(Great great grandfather)
James was one of the early native-born sons of the Colony, born in the Windsor area, north west of Sydney in 1803. He was the eldest of six children of a convict couple, John Pendergast and Jane Williams, although he had an older half-brother John, born of his fatherís earlier liaison with another woman, Catherine.
Jamesí father John was an astute businessman who, after his early
Conditional Pardon, set about acquiring considerable property around the
Hawkesbury. Jamesí childhood and early adult years would have been
occupied with working various family farms, along with his three
One of these brothers, William, appears to have been more intimately involved with his fatherís businesses; when their father died intestate, William sought and was given the right to administer the properties.
Nonetheless James himself accrued considerable property, at the same time starting his own family after his marriage in Parramatta to the 20-year-old Sophia Hancy. Sophia was the daughter of a free settler, William Hancy, a farmer of Baulkham Hills, who had arrived in the Colony in 1800. James and Sophia continued to live and work in the Windsor area, producing a family of nine children along the way. Their second eldest daughter, Mary Ann, married a farmer, William Williams, the Australian-born son of another convict couple, William Williams and Julia Leahy of Pitt Town.
In 1845, with their youngest child only six months old, Sophia died, leaving James with a large family.
Twenty months later, 44 year old James married again, this time a 29-year-old Irish woman Susannah Cunneen, who had arrived in Australia as a six year old. James and Susannah added six children to the large Pendergast family, the youngest, Norbert, being only three years old when his father died at Pitt Town, near Windsor.
When James died at 63, his will revealed he had accumulated nearly 470 acres in various properties and farms (including Ruse Farm and Jenkinson Farm) around Windsor, plus two lots in the Redfern Estate that he bought in 1854 (for information on the historic Redfern Estate, click here).

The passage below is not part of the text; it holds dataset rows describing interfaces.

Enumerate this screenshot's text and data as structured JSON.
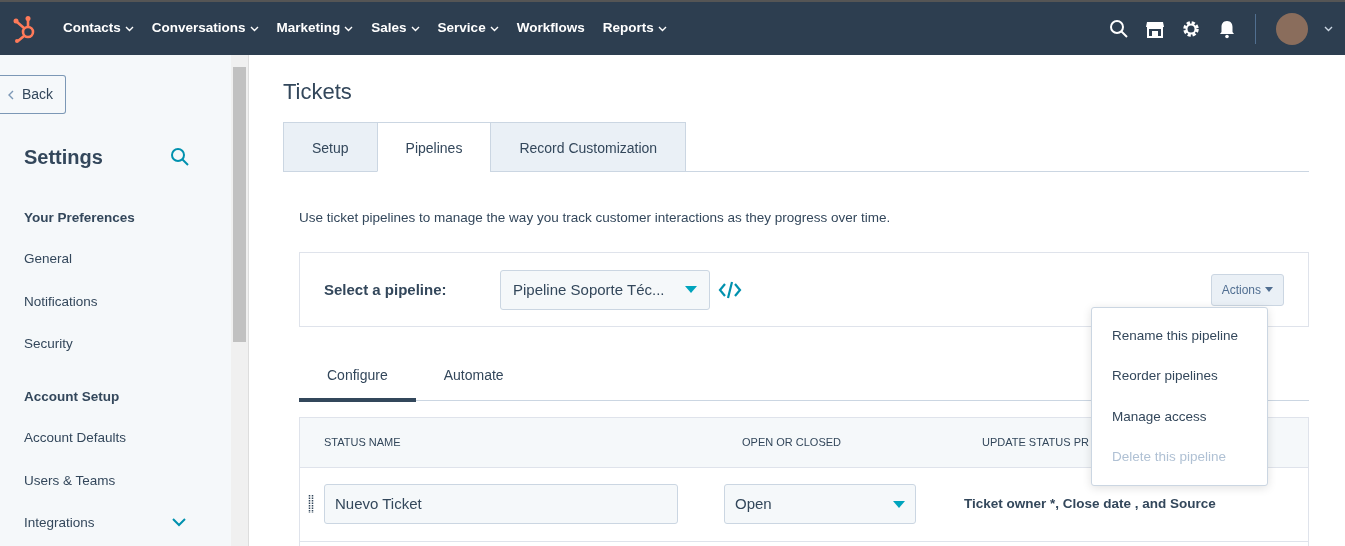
{
  "top_nav": {
    "items": [
      {
        "label": "Contacts",
        "dropdown": true
      },
      {
        "label": "Conversations",
        "dropdown": true
      },
      {
        "label": "Marketing",
        "dropdown": true
      },
      {
        "label": "Sales",
        "dropdown": true
      },
      {
        "label": "Service",
        "dropdown": true
      },
      {
        "label": "Workflows",
        "dropdown": false
      },
      {
        "label": "Reports",
        "dropdown": true
      }
    ]
  },
  "sidebar": {
    "back": "Back",
    "title": "Settings",
    "sections": [
      {
        "heading": "Your Preferences",
        "items": [
          {
            "label": "General",
            "expandable": false
          },
          {
            "label": "Notifications",
            "expandable": false
          },
          {
            "label": "Security",
            "expandable": false
          }
        ]
      },
      {
        "heading": "Account Setup",
        "items": [
          {
            "label": "Account Defaults",
            "expandable": false
          },
          {
            "label": "Users & Teams",
            "expandable": false
          },
          {
            "label": "Integrations",
            "expandable": true
          }
        ]
      }
    ]
  },
  "page": {
    "title": "Tickets",
    "tabs": [
      {
        "label": "Setup",
        "selected": false
      },
      {
        "label": "Pipelines",
        "selected": true
      },
      {
        "label": "Record Customization",
        "selected": false
      }
    ],
    "description": "Use ticket pipelines to manage the way you track customer interactions as they progress over time.",
    "pipeline_label": "Select a pipeline:",
    "pipeline_value": "Pipeline Soporte Téc...",
    "actions_button": "Actions",
    "actions_menu": [
      {
        "label": "Rename this pipeline",
        "disabled": false
      },
      {
        "label": "Reorder pipelines",
        "disabled": false
      },
      {
        "label": "Manage access",
        "disabled": false
      },
      {
        "label": "Delete this pipeline",
        "disabled": true
      }
    ],
    "subtabs": [
      {
        "label": "Configure",
        "selected": true
      },
      {
        "label": "Automate",
        "selected": false
      }
    ],
    "table": {
      "columns": [
        "STATUS NAME",
        "OPEN OR CLOSED",
        "UPDATE STATUS PR"
      ],
      "rows": [
        {
          "status_name": "Nuevo Ticket",
          "open_or_closed": "Open",
          "properties": "Ticket owner *, Close date , and Source"
        }
      ]
    }
  }
}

Although the will reveals an astute businessman making thorough plans for the welfare of family, itís probable James was illiterate. He signed the document with an ďXĒ Ė but since it was drawn up only in the month before his death, itís also possible he was too weak to sign his name after suffering from consumption for eight months.
 . Michelle Nichols, Hawkesbury Pioneer Register, Hawkesbury Family History Group, p143.
 As above
 Jamesí death certificate